It is all the more important in today’s times to understand and talk about Islamophobia and how issues such as Love Jihad and demand for separate legislation to curb Love Jihad are all the more important when masses really want to be more inclusive and live in harmony.
Ironically enough for an issue which is not even recognized legally in India, because as per constitutional mandate, the people of India are bestowed upon the freedom to practice religion, and the Special Marriage Act was enacted with the purpose of furthering inter-religious relations and facilitating communal harmony in India when the State Government of UP announced a special task force being set up for an investigation into the problem of Love Jihad and also an assurance of passing an ordinance to handle Love Jihad, in my personal opinion the government should simply stay out the personal matters like religion like it is intended as per the Constitution of India where we adopted secularism.
[Also, read: Free Legal Consultancy in Uttarakhand]

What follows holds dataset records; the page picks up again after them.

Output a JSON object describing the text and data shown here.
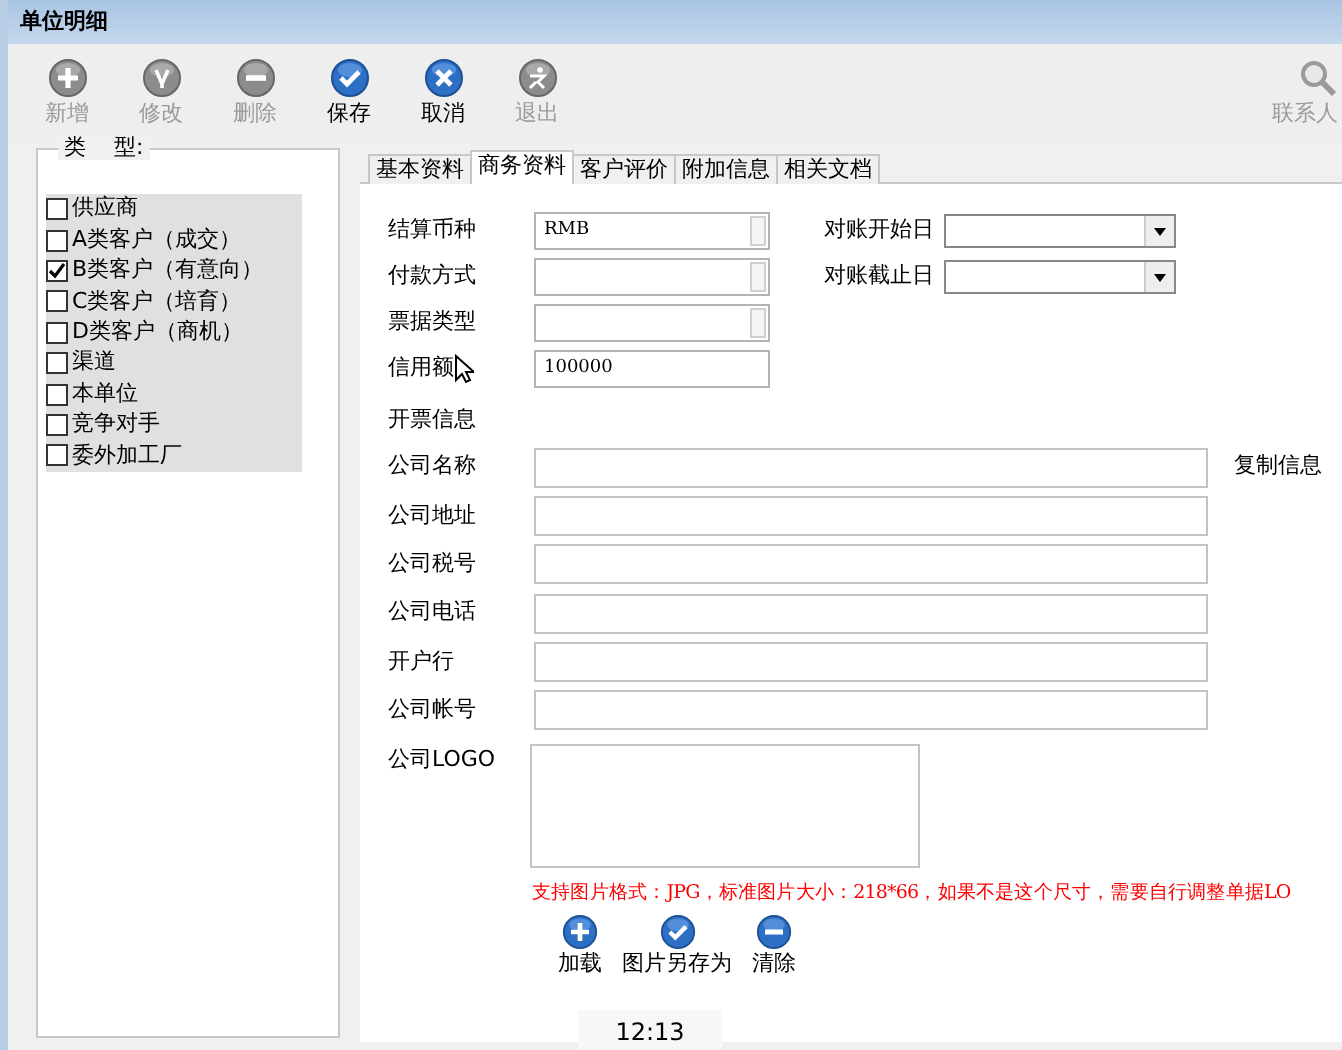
{
  "window": {
    "title": "单位明细"
  },
  "toolbar": [
    {
      "label": "新增",
      "kind": "add",
      "disabled": true
    },
    {
      "label": "修改",
      "kind": "edit",
      "disabled": true
    },
    {
      "label": "删除",
      "kind": "delete",
      "disabled": true
    },
    {
      "label": "保存",
      "kind": "save",
      "disabled": false
    },
    {
      "label": "取消",
      "kind": "cancel",
      "disabled": false
    },
    {
      "label": "退出",
      "kind": "exit",
      "disabled": true
    },
    {
      "label": "联系人",
      "kind": "search",
      "disabled": true
    }
  ],
  "type_group": {
    "title": "类    型:",
    "items": [
      {
        "label": "供应商",
        "checked": false
      },
      {
        "label": "A类客户（成交）",
        "checked": false
      },
      {
        "label": "B类客户（有意向）",
        "checked": true
      },
      {
        "label": "C类客户（培育）",
        "checked": false
      },
      {
        "label": "D类客户（商机）",
        "checked": false
      },
      {
        "label": "渠道",
        "checked": false
      },
      {
        "label": "本单位",
        "checked": false
      },
      {
        "label": "竞争对手",
        "checked": false
      },
      {
        "label": "委外加工厂",
        "checked": false
      }
    ]
  },
  "tabs": [
    {
      "label": "基本资料",
      "selected": false
    },
    {
      "label": "商务资料",
      "selected": true
    },
    {
      "label": "客户评价",
      "selected": false
    },
    {
      "label": "附加信息",
      "selected": false
    },
    {
      "label": "相关文档",
      "selected": false
    }
  ],
  "business": [
    {
      "label": "结算币种",
      "kind": "combo",
      "value": "RMB"
    },
    {
      "label": "付款方式",
      "kind": "combo"
    },
    {
      "label": "票据类型",
      "kind": "combo"
    },
    {
      "label": "信用额",
      "kind": "text",
      "value": "100000"
    }
  ],
  "reconcile": [
    {
      "label": "对账开始日"
    },
    {
      "label": "对账截止日"
    }
  ],
  "invoice": {
    "heading": "开票信息",
    "copy_link": "复制信息",
    "fields": [
      {
        "label": "公司名称"
      },
      {
        "label": "公司地址"
      },
      {
        "label": "公司税号"
      },
      {
        "label": "公司电话"
      },
      {
        "label": "开户行"
      },
      {
        "label": "公司帐号"
      }
    ]
  },
  "logo": {
    "label": "公司LOGO",
    "note": "支持图片格式：JPG，标准图片大小：218*66，如果不是这个尺寸，需要自行调整单据LO",
    "buttons": [
      {
        "label": "加载",
        "kind": "add"
      },
      {
        "label": "图片另存为",
        "kind": "save"
      },
      {
        "label": "清除",
        "kind": "delete"
      }
    ]
  },
  "clock": "12:13"
}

If we think of it and question how did we come to such a path, it is vital to know that the need to preserve or protect the Hindu faith did not arise recently but if we look at various movements such Shuddhi Movement by Arya Samaj established by Swami Dayanand Saraswati, but it was intended to include people from other faiths in our religion and accept them, not persecute those who have willingly renounced Hindu religion?